1938 Buick Special Four-door Touring Sedan



"The greatness of the 1938 Buick, as with the Buicks which have preceded it, is not founded on its surpassing beauty and glorious comfort alone. The merit of this car springs from the painstaking precision with which each part and element is designed for its appointed function, and from the equally meticulous care with which such designs are executed by the great army of craftsmen manning the largest self-contained automobile factory in the world."

When you visit Havana, the sheer number of vintage Detroit Iron will blow you away, but Cuba's real automotive jewels often hide far away from the trouble of the big cities. This beautiful 1938 Buick Special Series 40, for instance, resides in the small rural town of Zaza Del Medio in central Cuba.

The roots of General Motors lie essentially in Buick. William Durant, then the president of Buick, created GM in 1908 as a holding company for his car enterprise. Subsequently, more brands were added, and together they formed the General Motors empire. Buicks were the solid money-makers in GM's portfolio for a long time, but things really kicked off, when GMs styling director Harley Earl was approached by chairman Harlow C. Curtice: "Design me a Buick you would like to own". The result were the striking 1936 models, which looked very sleek and streamlined with their raked windscreens, long fenders and fully integrated trunk. Sales skyrocketed in this year. This success didn't imply big changes for next year's lineup, but Harley Earl wasn't satisfied yet. New horizontal chrome bars and even longer fenders made for a major styling upgrade in 1937, that was largely the work of Frank Hershey, who later would become a leading stylist at Ford. Already then, "longer, lower and wider" was the formula Harley Earl used to make his latest cars more attractive. The 1937 Buick was without doubt one of the best looking cars America had to offer. The 1938 lineup refined these horizontal looks, and under the hood mechanical changes made a good car even better: as first manufacturer in the U.S., Buick applied coil springs all-around, which made for a much improved ride.

The build quality of these prewar cars is impeccable, and any comparison with a tank wouldn't be much out of place. Even today, after more than 70 years in service, this Buick Special runs with its original Dynaflash engine, and the trim parts still shine through a thin layer of patina.
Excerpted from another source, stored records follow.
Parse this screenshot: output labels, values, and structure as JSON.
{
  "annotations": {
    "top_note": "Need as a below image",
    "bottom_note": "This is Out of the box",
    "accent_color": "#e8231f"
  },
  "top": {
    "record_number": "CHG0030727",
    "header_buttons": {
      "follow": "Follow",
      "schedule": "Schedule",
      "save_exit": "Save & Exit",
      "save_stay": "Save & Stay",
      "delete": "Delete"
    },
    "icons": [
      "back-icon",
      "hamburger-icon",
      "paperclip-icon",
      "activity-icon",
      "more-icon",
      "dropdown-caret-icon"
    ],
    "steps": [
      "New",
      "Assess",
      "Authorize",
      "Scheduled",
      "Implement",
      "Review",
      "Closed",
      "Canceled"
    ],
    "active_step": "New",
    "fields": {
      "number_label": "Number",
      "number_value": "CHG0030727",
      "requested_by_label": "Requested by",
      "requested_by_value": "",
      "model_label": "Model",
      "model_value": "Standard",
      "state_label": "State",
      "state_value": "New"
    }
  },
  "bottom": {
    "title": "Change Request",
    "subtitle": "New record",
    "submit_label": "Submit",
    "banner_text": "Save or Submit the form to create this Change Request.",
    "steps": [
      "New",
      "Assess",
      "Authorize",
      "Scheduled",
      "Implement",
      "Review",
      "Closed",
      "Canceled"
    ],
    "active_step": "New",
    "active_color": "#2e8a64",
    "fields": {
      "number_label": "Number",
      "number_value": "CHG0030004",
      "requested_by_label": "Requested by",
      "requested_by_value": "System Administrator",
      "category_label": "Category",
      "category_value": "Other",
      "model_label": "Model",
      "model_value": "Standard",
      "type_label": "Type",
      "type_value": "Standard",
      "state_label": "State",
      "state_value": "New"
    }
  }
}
Try to achieve this with your current car, and in 70 years we'll add your photo to our blog...

1 Kommentare:

Paulo Levi said...

Wonderful car, like most other cars shown in your blog. Congratulations to you and to all the dedicated owners of these cars - and keep up the good work!